In physics, what will happen in a reaction is independent of what you think would happen. The physical laws that apply do so regardless of expectations that may be inconsistent with those laws. However, in public policy, what policy makers and voters believe a policy will accomplish will change what is done, even if those beliefs are inconsistent with reality (e.g., higher minimum wages will increase earnings for all low-skill workers). Further, what we want to be true has an effect on what we convince ourselves to believe, which in turn affects the misrepresentations those seeking political control believe will “work” on us. And the implications for affected political representatives’ election prospects (missing from relationships in physics and chemistry) will also alter the policies chosen, often for the worse.
In physics, there is no concern over elements’ rights, violations of them or issues of fairness, justice or equity toward them. However, as America’s founders attested so vehemently, rights are at the core of social interactions and government, violations of which can justify revolution. And unlike the physical sciences, in which the goal of language is precision, in the social sciences, the language (and thus analysis) is often quite vague and inconsistent (e.g., current versions of “social justice” are inconsistent with the traditional meaning of “justice”), making clear communication, much less clear analysis, nearly impossible in many circumstances.

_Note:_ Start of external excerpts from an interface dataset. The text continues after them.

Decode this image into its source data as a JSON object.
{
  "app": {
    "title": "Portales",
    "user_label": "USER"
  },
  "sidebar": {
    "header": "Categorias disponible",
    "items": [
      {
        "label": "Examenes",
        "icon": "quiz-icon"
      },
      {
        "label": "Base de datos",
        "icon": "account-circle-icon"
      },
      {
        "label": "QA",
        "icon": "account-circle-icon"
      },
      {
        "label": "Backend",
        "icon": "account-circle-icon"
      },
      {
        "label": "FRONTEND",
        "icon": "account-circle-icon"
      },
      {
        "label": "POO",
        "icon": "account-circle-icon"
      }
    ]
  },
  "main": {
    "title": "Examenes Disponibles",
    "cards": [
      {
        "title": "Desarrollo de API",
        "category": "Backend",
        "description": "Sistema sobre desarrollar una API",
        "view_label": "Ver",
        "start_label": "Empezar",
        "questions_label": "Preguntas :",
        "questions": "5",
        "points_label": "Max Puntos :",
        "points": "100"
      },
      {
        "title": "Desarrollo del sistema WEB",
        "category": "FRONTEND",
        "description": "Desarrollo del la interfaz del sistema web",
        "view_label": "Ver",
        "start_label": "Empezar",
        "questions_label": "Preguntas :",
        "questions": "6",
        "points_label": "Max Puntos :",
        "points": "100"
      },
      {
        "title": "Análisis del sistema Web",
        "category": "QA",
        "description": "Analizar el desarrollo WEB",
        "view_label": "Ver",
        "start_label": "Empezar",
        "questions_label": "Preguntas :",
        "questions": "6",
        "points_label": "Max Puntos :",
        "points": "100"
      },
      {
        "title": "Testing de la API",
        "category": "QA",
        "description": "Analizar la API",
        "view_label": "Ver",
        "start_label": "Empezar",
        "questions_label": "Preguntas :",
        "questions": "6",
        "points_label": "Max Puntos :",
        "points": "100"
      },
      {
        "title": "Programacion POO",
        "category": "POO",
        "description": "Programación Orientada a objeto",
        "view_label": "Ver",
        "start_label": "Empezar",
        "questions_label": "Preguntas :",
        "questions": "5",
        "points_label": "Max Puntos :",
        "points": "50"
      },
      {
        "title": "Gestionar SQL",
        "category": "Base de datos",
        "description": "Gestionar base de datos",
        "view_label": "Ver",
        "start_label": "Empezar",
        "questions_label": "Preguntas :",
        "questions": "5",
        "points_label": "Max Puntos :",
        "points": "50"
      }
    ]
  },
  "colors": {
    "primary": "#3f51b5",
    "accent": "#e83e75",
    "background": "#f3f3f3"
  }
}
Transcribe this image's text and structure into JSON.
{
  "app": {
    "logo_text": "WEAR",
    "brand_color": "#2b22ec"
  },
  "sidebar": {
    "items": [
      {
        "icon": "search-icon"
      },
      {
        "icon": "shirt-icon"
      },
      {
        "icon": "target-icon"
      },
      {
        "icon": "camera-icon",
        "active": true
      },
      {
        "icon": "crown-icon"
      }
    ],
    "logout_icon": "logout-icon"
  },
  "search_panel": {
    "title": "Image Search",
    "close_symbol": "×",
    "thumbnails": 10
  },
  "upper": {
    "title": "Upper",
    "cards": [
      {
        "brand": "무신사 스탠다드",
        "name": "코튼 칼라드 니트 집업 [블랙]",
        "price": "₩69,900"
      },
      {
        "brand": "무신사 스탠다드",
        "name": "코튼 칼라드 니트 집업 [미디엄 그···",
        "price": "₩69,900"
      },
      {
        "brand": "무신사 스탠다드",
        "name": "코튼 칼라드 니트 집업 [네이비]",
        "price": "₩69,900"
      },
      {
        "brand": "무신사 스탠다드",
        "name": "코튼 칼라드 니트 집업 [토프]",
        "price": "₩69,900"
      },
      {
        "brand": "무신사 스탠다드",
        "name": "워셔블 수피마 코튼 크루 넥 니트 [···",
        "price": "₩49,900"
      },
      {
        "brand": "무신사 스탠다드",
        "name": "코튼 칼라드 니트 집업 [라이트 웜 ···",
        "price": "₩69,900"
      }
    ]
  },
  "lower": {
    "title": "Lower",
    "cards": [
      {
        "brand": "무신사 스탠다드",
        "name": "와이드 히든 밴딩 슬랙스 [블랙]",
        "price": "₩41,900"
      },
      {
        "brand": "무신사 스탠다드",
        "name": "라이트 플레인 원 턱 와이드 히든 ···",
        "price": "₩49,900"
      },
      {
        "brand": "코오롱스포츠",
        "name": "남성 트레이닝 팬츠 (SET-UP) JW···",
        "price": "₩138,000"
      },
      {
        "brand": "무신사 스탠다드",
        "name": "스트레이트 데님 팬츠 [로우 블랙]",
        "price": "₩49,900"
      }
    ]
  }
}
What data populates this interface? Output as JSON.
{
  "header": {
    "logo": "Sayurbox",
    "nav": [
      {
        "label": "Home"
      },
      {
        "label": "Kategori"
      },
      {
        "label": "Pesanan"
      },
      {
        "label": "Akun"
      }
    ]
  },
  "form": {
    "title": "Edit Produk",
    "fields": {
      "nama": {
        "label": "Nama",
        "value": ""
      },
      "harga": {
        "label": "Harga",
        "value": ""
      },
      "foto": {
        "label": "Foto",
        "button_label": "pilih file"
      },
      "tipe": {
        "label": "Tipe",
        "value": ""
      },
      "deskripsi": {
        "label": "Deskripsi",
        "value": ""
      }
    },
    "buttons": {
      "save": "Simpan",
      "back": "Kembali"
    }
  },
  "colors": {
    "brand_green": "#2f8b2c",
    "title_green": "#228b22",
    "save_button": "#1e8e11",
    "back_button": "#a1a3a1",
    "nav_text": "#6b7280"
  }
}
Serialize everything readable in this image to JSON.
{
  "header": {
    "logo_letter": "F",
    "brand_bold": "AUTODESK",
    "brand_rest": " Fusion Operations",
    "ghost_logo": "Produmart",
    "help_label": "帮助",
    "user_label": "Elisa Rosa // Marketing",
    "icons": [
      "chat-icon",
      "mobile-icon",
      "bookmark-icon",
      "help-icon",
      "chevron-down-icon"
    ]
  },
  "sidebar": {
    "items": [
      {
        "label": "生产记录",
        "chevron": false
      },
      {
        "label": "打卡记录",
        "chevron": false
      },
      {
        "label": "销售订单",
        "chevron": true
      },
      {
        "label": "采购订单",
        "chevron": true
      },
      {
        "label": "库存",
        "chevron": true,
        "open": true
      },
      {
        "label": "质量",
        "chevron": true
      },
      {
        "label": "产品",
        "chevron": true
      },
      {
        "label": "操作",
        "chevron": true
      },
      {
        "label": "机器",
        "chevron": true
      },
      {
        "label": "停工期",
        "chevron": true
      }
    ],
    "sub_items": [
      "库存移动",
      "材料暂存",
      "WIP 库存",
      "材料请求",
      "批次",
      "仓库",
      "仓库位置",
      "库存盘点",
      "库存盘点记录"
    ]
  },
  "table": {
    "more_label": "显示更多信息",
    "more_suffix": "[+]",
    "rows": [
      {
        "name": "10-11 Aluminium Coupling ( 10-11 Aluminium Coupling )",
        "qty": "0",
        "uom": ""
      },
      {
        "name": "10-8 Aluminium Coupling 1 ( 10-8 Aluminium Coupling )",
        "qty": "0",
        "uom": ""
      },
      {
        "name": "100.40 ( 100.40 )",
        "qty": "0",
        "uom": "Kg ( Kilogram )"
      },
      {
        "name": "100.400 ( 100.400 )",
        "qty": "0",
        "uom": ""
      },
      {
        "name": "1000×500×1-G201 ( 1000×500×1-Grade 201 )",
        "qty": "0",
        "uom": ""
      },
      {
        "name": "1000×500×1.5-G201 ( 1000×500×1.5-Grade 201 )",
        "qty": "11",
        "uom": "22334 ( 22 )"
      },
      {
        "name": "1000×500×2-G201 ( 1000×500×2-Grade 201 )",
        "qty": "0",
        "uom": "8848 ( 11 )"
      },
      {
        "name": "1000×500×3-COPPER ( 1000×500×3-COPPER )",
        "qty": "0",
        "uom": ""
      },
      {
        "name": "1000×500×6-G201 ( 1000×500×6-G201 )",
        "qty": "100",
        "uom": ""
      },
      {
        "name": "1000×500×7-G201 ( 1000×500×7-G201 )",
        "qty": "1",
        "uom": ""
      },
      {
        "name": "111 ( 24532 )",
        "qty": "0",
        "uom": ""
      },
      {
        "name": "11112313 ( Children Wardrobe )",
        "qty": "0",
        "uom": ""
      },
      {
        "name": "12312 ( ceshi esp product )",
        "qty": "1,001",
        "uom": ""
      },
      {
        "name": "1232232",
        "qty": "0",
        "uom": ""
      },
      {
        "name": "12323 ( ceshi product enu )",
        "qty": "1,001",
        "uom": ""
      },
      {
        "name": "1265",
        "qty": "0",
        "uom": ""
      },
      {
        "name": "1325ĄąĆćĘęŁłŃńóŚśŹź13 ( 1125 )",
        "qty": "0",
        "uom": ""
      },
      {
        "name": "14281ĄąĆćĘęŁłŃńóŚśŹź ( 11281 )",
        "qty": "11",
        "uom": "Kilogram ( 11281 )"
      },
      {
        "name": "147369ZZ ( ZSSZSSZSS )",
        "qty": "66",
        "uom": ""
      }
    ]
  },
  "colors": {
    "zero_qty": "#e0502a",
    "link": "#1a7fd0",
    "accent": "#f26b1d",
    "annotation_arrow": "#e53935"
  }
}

Some of these issues were well articulated by Jeff Jacoby in a 2009 Boston Globe article:
Economics isn’t rocket science or any other hard science, and it never will be. Human motivations, appetites, relationships, expectations–the raw stuff of economic life–cannot be perfectly modeled or reduced to an unvarying equation. Unlike the tides or electromagnetic waves or chlorophyll, human beings have free will. Men and women choose for themselves, and no economist or policymaker can ever know with perfect certainty what those choices will be.
What is the upshot of all this? Economics is not like the physical sciences, and reasoning and analogies based on the physical sciences are often misleading in economics. Further, they can be dangerous to society, particularly in the mouths of those who wish to subject others to their command and control. That is why Friedrich Hayek wrote, “The curious task of economics is to demonstrate to men how little they really know about what they imagine they can design.” In other words, economics is a science whose principles and logic tell us why we cannot know enough to control people, even if we do know enough to control rockets.